Records supplied:
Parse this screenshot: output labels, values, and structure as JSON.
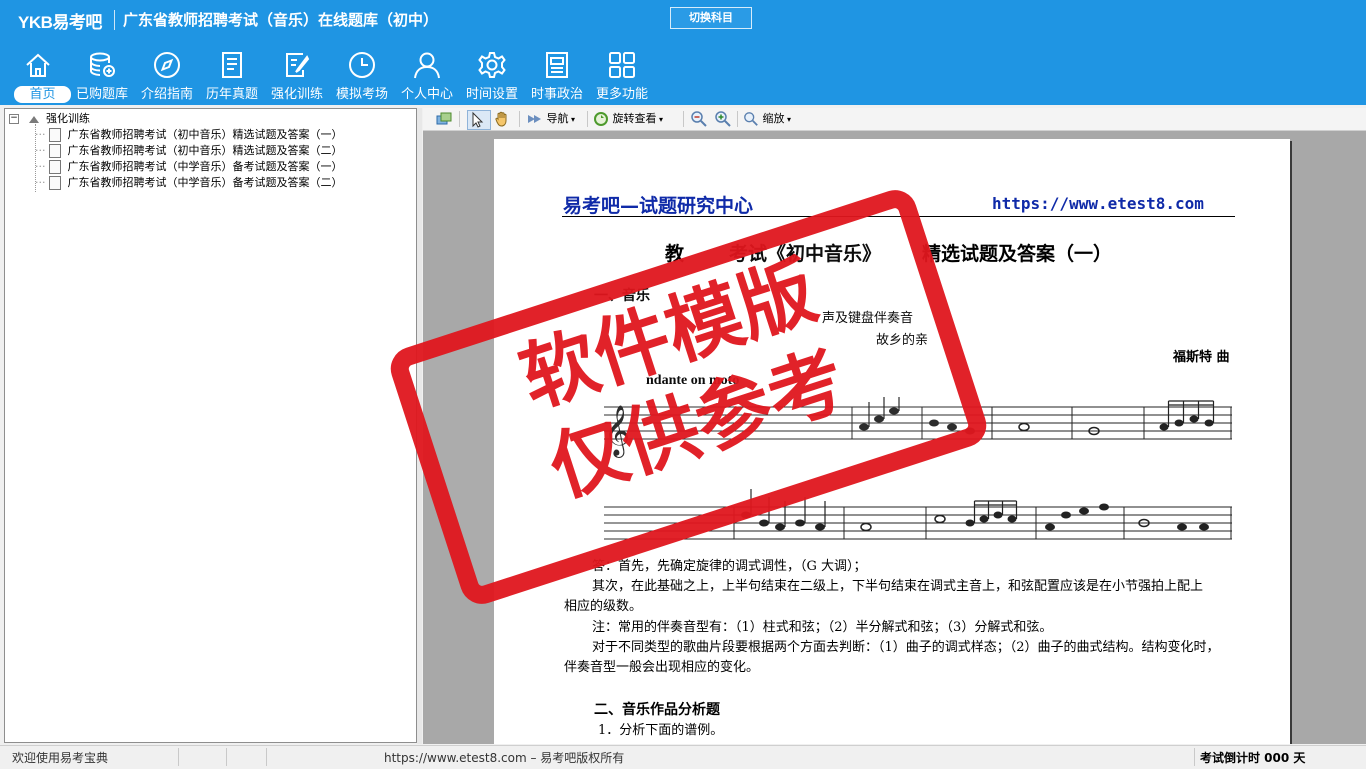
{
  "app": {
    "logo": "YKB易考吧",
    "title": "广东省教师招聘考试（音乐）在线题库（初中）",
    "switch_label": "切换科目"
  },
  "nav": [
    {
      "label": "首页",
      "icon": "home-icon"
    },
    {
      "label": "已购题库",
      "icon": "database-icon"
    },
    {
      "label": "介绍指南",
      "icon": "compass-icon"
    },
    {
      "label": "历年真题",
      "icon": "document-list-icon"
    },
    {
      "label": "强化训练",
      "icon": "edit-icon"
    },
    {
      "label": "模拟考场",
      "icon": "clock-icon"
    },
    {
      "label": "个人中心",
      "icon": "user-icon"
    },
    {
      "label": "时间设置",
      "icon": "gear-icon"
    },
    {
      "label": "时事政治",
      "icon": "newspaper-icon"
    },
    {
      "label": "更多功能",
      "icon": "grid-icon"
    }
  ],
  "tree": {
    "root": "强化训练",
    "items": [
      "广东省教师招聘考试（初中音乐）精选试题及答案（一）",
      "广东省教师招聘考试（初中音乐）精选试题及答案（二）",
      "广东省教师招聘考试（中学音乐）备考试题及答案（一）",
      "广东省教师招聘考试（中学音乐）备考试题及答案（二）"
    ]
  },
  "toolbar": {
    "navigate": "导航",
    "rotate": "旋转查看",
    "zoom": "缩放"
  },
  "document": {
    "header_left": "易考吧—试题研究中心",
    "header_right": "https://www.etest8.com",
    "title_a": "教",
    "title_b": "考试《初中音乐》",
    "title_c": "精选试题及答案（一）",
    "section1": "一、音乐",
    "accomp_a": "声及键盘伴奏音",
    "accomp_b": "故乡的亲",
    "composer": "福斯特 曲",
    "tempo": "ndante on moto",
    "answer1": "答：首先，先确定旋律的调式调性，（G 大调）；",
    "answer2": "其次，在此基础之上，上半句结束在二级上，下半句结束在调式主音上，和弦配置应该是在小节强拍上配上",
    "answer3": "相应的级数。",
    "note1": "注：常用的伴奏音型有：（1）柱式和弦；（2）半分解式和弦；（3）分解式和弦。",
    "note2": "对于不同类型的歌曲片段要根据两个方面去判断：（1）曲子的调式样态；（2）曲子的曲式结构。结构变化时，",
    "note3": "伴奏音型一般会出现相应的变化。",
    "section2": "二、音乐作品分析题",
    "q1": "1．分析下面的谱例。"
  },
  "stamp": {
    "line1": "软件模版",
    "line2": "仅供参考",
    "color": "#e0171e"
  },
  "status": {
    "welcome": "欢迎使用易考宝典",
    "copyright": "https://www.etest8.com – 易考吧版权所有",
    "countdown": "考试倒计时 000 天"
  },
  "colors": {
    "header": "#1f95e3",
    "doc_header_blue": "#0f2aa8"
  }
}
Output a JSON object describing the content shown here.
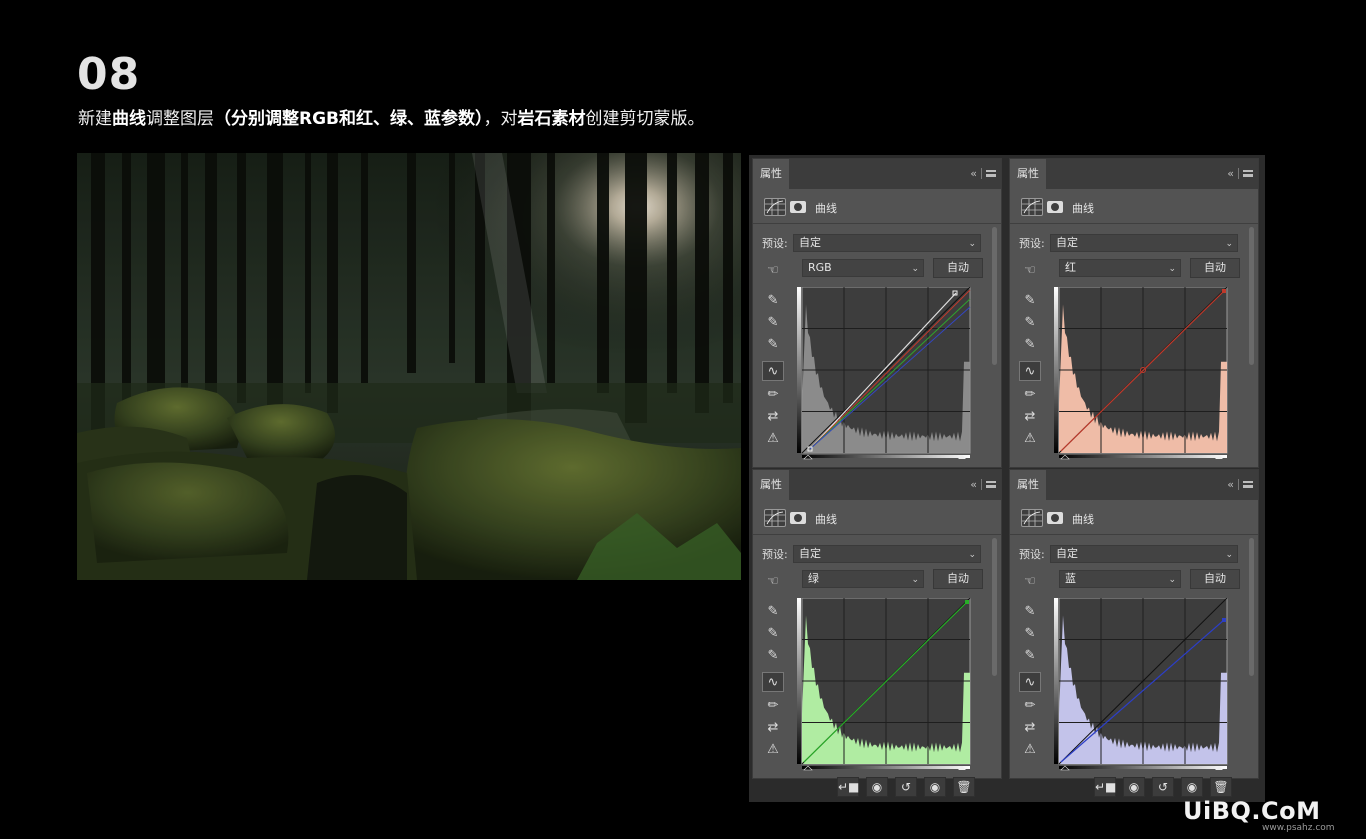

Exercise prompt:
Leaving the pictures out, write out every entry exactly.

Solution to this problem:
Parse this screenshot: output labels, values, and structure as JSON.
{
  "app": {
    "logo": "YKB易考吧",
    "title": "广东省教师招聘考试（音乐）在线题库（初中）",
    "switch_label": "切换科目"
  },
  "nav": [
    {
      "label": "首页",
      "icon": "home-icon"
    },
    {
      "label": "已购题库",
      "icon": "database-icon"
    },
    {
      "label": "介绍指南",
      "icon": "compass-icon"
    },
    {
      "label": "历年真题",
      "icon": "document-list-icon"
    },
    {
      "label": "强化训练",
      "icon": "edit-icon"
    },
    {
      "label": "模拟考场",
      "icon": "clock-icon"
    },
    {
      "label": "个人中心",
      "icon": "user-icon"
    },
    {
      "label": "时间设置",
      "icon": "gear-icon"
    },
    {
      "label": "时事政治",
      "icon": "newspaper-icon"
    },
    {
      "label": "更多功能",
      "icon": "grid-icon"
    }
  ],
  "tree": {
    "root": "强化训练",
    "items": [
      "广东省教师招聘考试（初中音乐）精选试题及答案（一）",
      "广东省教师招聘考试（初中音乐）精选试题及答案（二）",
      "广东省教师招聘考试（中学音乐）备考试题及答案（一）",
      "广东省教师招聘考试（中学音乐）备考试题及答案（二）"
    ]
  },
  "toolbar": {
    "navigate": "导航",
    "rotate": "旋转查看",
    "zoom": "缩放"
  },
  "document": {
    "header_left": "易考吧—试题研究中心",
    "header_right": "https://www.etest8.com",
    "title_a": "教",
    "title_b": "考试《初中音乐》",
    "title_c": "精选试题及答案（一）",
    "section1": "一、音乐",
    "accomp_a": "声及键盘伴奏音",
    "accomp_b": "故乡的亲",
    "composer": "福斯特 曲",
    "tempo": "ndante on moto",
    "answer1": "答：首先，先确定旋律的调式调性，（G 大调）；",
    "answer2": "其次，在此基础之上，上半句结束在二级上，下半句结束在调式主音上，和弦配置应该是在小节强拍上配上",
    "answer3": "相应的级数。",
    "note1": "注：常用的伴奏音型有：（1）柱式和弦；（2）半分解式和弦；（3）分解式和弦。",
    "note2": "对于不同类型的歌曲片段要根据两个方面去判断：（1）曲子的调式样态；（2）曲子的曲式结构。结构变化时，",
    "note3": "伴奏音型一般会出现相应的变化。",
    "section2": "二、音乐作品分析题",
    "q1": "1．分析下面的谱例。"
  },
  "stamp": {
    "line1": "软件模版",
    "line2": "仅供参考",
    "color": "#e0171e"
  },
  "status": {
    "welcome": "欢迎使用易考宝典",
    "copyright": "https://www.etest8.com – 易考吧版权所有",
    "countdown": "考试倒计时 000 天"
  },
  "colors": {
    "header": "#1f95e3",
    "doc_header_blue": "#0f2aa8"
  }
}
Output a JSON object describing the content shown here.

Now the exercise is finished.